#### [Task goal]
For every line that contains the string "ohjelmointiin", pull that line out of the material below.

..............................

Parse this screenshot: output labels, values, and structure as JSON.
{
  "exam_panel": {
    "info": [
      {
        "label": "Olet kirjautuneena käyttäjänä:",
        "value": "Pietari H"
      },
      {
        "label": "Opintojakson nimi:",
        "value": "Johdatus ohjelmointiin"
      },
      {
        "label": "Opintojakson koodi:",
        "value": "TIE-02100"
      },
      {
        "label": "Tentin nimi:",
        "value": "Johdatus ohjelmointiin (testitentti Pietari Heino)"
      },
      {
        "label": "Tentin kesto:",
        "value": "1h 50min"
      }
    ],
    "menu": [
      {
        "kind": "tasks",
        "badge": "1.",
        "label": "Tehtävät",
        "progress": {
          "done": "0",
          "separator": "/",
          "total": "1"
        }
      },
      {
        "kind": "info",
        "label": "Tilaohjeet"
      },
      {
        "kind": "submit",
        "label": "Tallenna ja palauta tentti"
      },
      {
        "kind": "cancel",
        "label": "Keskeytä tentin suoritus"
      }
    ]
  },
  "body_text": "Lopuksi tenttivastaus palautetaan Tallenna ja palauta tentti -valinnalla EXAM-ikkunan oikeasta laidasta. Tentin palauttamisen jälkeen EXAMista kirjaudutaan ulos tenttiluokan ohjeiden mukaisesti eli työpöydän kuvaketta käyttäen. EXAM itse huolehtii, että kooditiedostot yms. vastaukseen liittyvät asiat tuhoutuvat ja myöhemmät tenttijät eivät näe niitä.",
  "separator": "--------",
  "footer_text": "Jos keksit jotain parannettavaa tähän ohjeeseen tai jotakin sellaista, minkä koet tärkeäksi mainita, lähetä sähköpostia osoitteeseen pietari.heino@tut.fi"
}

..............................

#### [Exercise response]
        "value": "Johdatus ohjelmointiin"
        "value": "Johdatus ohjelmointiin (testitentti Pietari Heino)"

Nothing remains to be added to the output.